Toronto’s top power play unit consists of Matthews (t-2nd in NHL in goals), John Tavares (47 goals in ’18-‘19), Mitch Marner (94 points in ’18-’19), Andreas Johnsson (20-goal rookie in ‘18-’19) and Morgan Rielly (72 points in ’18-’19).

That’s a lot of skill to unleash on an opposing penalty kill at one time. Yet the Maple Leafs have converted just 17.2 percent of their power plays, which ranks 21st in the NHL.

It’s a bit confounding. Of course, things like ad-libbing and puck luck can change this tune. But there might be an even simpler solution than that.

What if — and bear with me here — the Maple Leafs’ best power play unit played more?

Maybe that seems too obvious, like an idea hiding in plain sight. It’s how the best power plays in the NHL operate and it’s something Toronto might want to get hip to.

Before going further, here’s a layout of the Maple Leafs’ second unit: Ilya Mikheyev, Alexander Kerfoot, William Nylander, Kasperi Kapanen and Tyson Barrie. Some fine players, but not at all comparable to that first group.

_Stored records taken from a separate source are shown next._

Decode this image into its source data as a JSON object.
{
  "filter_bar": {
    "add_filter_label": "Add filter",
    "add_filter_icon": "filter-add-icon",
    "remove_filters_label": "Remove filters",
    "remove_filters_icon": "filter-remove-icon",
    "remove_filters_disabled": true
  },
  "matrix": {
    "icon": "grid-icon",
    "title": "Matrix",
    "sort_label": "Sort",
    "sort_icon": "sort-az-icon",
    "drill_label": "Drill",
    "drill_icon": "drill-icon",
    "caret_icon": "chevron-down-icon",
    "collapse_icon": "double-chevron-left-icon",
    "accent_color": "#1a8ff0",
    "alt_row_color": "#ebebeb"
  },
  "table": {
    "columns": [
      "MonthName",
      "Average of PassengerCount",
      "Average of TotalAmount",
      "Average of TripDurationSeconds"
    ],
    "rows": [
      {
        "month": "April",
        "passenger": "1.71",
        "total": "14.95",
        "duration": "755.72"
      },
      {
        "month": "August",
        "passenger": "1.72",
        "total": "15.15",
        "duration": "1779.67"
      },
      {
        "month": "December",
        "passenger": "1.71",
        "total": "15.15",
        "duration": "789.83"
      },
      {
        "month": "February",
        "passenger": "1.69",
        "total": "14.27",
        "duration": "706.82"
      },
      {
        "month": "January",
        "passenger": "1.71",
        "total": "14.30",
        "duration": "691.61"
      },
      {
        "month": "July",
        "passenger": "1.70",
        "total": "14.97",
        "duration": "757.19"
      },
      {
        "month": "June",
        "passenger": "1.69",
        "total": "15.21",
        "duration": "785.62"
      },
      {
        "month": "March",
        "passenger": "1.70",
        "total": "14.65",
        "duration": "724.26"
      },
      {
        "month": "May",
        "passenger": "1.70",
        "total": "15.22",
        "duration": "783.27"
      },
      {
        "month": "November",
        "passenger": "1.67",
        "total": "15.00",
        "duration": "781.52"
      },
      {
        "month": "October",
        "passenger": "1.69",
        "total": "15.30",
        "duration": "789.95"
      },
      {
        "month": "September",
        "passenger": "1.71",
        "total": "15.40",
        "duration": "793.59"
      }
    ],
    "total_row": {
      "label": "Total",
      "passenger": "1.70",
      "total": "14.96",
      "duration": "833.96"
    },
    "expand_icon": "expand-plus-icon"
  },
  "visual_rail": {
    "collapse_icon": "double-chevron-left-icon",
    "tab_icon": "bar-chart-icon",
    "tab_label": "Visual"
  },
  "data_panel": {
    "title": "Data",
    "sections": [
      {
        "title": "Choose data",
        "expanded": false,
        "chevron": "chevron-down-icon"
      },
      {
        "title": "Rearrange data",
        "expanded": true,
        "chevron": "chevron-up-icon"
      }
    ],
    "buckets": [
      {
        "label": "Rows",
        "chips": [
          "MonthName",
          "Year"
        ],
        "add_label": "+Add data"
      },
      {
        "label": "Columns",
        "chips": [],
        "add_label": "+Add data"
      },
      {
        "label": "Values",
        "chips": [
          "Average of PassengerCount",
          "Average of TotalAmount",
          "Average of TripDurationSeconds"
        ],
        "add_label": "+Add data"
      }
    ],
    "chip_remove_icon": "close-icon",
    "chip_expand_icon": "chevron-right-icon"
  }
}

And yet, power play time between the two units has been fairly similar. Based on data from Natural Stat Trick, players on the Maple Leafs’ top unit are averaging 3:25 on the power play each game. Players on the second unit are averaging 2:11.

Those allotments of ice time are closer together than they need to be, at least compared to the top power play teams in the NHL.

Consider the league’s top five power plays (Boston, Edmonton, Buffalo, St. Louis and Washington) and how they divvy up time per game for their first and second units:

  1. Boston — First, 3:34; Second, 1:31
  2. Edmonton — First, 3:46; Second, 0:56
  3. Buffalo — First, 3:51; Second, 1:51
  4. St. Louis — First, 3:11; Second, 1:59
  5. Washington — First, 4:01; Second, 1:31

In this situation, perhaps it’s best not to overthink. Just put the best guys out for the most time in the best scoring situations of the game.

Fatigue is a factor that can’t be ignored, but also can’t be perfectly accounted for in a predictive way. Balancing players’ ice time and energy levels is up to Babcock on a game-by-game basis. 

But looking at what other teams are doing, there’s reason to believe he can push his top unit harder. They finally clicked on Thursday, creating second and third chances thanks to dogged puck retrieval, which ultimately helped Matthews find enough space to take an effective shot.

“You get (Matthews) inside the dots and there is no better shooter you want in that spot,” Tavares said.

Right, OK. Maybe Toronto should try to make that happen more often then.

I cover Toronto-area teams, including the Blue Jays and Leafs, for Forbes in addition to working on the news desk at Sportsnet. I have two summers-worth of experience co...